Memories is dominated by a singular metallic stab and purposeful beats which are enlivened with the introduction of glossy, arpeggiated keys and soaring strings. Depending on your point of view, the 120 BPM tempo might seem pedestrian at best, but Herrons ability to raise energy levels by skillfully blending and expanding the various elements makes this an unlikely weapon in the right hands, at the right time. Billy sees him explore more familiar avenues, teasing out sluggish piano and vocal loops over equally drowsy percussion, throwing in the odd chord progression to keep things interesting. With the re-edit bubble all but having burst, it appears there is still time for a swaggering, slinky disco workout. Esa “Mervin Granger” Williams gives the title track the Sub Club treatment on the digital-only remix of Memories, reworking the original to blistering effect with his signature bustling rhythmic dexterity and breezy sonic bursts. The fabled Glasgow venue has long stood as a symbolic beacon to the rich and prolific output of the city’s residents, and the Rememory Music helmsman no doubt had this in mind when employing the monstrous kick and spirited bass line that dominates this remix.

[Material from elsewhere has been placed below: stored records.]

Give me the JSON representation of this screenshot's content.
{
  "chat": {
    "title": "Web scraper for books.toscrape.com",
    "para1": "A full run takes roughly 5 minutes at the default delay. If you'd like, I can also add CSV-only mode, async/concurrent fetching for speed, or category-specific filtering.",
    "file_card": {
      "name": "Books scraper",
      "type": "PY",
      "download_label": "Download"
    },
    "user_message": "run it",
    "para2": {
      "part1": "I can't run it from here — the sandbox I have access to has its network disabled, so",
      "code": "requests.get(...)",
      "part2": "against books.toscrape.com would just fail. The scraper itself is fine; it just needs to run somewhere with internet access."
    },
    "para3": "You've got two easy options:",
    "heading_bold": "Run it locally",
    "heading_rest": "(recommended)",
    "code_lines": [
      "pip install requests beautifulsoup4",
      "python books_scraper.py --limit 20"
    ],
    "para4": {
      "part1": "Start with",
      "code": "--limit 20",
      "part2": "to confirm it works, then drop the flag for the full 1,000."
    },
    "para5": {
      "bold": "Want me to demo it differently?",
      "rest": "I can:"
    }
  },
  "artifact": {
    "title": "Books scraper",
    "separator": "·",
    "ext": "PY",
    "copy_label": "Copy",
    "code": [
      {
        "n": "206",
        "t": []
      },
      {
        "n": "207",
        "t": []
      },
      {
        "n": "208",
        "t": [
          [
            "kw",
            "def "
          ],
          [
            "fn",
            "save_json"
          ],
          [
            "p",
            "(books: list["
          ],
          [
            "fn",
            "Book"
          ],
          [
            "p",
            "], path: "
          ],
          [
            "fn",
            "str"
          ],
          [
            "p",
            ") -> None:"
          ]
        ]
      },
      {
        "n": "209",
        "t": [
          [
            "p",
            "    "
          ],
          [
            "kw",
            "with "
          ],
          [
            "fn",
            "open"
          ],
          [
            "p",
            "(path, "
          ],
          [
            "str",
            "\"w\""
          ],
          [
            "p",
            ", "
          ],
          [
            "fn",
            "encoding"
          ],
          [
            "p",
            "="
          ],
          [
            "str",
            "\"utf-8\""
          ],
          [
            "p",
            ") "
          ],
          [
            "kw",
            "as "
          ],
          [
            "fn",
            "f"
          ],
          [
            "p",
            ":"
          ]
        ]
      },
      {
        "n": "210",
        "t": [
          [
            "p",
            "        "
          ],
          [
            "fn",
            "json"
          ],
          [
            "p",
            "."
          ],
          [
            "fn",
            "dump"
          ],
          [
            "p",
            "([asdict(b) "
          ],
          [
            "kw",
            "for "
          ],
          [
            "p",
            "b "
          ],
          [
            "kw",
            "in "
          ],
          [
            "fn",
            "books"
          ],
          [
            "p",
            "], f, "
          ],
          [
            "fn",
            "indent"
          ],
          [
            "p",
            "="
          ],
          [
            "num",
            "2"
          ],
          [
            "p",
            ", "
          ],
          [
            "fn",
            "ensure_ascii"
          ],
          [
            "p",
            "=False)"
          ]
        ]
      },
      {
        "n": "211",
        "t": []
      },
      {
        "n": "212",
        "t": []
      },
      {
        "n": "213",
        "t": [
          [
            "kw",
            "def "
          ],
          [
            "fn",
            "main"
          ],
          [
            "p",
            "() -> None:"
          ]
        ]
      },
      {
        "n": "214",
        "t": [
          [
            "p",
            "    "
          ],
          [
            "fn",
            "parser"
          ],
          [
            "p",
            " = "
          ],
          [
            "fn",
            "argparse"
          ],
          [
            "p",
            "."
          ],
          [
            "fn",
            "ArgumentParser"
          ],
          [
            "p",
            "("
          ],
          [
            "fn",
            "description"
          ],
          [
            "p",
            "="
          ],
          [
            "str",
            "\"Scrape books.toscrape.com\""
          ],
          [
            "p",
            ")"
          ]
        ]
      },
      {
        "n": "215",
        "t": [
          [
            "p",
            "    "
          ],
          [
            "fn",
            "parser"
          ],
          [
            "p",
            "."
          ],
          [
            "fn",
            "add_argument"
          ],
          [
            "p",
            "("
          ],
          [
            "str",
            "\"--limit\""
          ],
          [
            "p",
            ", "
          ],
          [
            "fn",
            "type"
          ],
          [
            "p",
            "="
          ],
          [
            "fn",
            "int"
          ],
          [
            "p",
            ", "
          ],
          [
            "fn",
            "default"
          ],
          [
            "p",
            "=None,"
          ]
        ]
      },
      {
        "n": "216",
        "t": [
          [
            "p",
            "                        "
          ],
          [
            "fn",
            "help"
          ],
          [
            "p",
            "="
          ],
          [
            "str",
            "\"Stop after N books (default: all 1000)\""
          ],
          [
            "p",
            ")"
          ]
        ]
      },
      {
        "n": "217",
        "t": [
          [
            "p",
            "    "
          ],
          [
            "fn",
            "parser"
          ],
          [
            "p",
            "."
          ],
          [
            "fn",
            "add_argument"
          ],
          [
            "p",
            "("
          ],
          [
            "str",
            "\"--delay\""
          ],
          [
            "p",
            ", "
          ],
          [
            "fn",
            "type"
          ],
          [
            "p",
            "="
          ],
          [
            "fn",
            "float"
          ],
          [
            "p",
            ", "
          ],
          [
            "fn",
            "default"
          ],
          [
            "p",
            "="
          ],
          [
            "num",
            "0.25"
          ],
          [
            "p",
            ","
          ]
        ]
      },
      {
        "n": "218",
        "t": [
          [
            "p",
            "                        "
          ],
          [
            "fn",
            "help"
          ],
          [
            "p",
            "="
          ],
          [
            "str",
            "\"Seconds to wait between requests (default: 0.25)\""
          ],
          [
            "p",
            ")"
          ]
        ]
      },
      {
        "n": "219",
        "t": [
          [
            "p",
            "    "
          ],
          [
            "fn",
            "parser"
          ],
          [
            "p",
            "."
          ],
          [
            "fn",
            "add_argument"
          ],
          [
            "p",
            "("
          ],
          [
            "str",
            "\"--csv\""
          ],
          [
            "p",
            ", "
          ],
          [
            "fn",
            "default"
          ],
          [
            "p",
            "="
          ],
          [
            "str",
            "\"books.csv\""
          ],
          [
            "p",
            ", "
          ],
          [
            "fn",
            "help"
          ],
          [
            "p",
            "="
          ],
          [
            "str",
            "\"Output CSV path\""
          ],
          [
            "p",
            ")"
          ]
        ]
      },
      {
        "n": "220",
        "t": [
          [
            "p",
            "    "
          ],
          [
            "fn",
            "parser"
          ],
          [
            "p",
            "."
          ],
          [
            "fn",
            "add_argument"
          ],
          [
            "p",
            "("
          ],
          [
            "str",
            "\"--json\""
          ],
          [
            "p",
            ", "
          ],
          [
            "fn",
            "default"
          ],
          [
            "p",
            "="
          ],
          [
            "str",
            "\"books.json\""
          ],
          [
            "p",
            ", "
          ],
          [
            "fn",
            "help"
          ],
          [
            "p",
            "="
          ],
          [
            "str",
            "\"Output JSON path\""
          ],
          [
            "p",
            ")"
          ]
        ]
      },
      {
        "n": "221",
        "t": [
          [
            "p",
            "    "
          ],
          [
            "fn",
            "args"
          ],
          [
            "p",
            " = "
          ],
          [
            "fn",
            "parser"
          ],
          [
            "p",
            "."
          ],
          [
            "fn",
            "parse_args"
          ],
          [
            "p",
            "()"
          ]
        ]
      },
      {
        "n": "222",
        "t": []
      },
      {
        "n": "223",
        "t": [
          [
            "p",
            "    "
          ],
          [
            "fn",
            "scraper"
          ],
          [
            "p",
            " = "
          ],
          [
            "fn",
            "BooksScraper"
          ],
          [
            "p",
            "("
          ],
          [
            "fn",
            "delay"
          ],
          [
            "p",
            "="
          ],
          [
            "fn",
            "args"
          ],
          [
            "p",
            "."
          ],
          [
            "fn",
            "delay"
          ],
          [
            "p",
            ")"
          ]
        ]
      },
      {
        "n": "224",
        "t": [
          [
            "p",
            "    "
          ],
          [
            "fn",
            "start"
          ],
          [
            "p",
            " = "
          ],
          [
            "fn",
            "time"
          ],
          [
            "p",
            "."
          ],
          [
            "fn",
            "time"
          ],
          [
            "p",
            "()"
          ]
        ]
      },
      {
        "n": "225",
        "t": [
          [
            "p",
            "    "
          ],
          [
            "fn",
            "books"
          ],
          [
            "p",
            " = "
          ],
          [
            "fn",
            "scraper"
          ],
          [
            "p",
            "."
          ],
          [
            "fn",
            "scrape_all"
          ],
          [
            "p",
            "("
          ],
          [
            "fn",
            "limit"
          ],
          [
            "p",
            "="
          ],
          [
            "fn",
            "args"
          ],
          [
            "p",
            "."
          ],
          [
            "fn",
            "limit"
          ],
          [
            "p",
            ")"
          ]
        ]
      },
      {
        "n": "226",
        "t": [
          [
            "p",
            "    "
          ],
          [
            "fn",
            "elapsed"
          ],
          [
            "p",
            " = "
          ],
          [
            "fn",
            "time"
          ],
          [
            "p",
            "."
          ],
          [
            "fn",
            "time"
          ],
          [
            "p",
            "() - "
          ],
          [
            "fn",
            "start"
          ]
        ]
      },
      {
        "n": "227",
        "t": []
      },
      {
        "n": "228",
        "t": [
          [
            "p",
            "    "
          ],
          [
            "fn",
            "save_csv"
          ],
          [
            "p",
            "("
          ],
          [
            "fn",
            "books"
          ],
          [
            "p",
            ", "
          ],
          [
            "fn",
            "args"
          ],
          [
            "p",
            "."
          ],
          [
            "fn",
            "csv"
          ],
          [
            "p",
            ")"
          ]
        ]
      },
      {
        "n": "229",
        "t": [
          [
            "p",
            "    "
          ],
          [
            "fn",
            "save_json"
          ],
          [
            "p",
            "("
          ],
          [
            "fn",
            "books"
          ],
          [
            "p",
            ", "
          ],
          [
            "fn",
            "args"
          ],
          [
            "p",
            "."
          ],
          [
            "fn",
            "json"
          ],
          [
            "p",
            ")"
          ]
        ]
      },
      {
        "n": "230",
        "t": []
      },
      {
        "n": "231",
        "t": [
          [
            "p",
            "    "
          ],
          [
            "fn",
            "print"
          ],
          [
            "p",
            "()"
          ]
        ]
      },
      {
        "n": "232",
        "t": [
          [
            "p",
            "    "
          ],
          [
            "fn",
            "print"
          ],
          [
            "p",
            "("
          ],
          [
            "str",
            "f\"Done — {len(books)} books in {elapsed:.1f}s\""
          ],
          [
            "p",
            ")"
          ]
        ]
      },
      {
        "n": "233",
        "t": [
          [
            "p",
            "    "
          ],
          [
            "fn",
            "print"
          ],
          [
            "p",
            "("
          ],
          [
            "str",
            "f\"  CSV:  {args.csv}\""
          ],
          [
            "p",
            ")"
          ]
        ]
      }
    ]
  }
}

With only a handful of solo efforts under his belt so far, one gets the impression that Ooft feels more at home remixing and releasing his peers, almost content at taking a back seat and weighing in without stealing the limelight. With an EP as polished and varied as this, however, the man from up north reminds us that he is still one of the finest purveyors of the “Glasgow sound” and that there is still something stirring in Scotland.
Words by Robin Would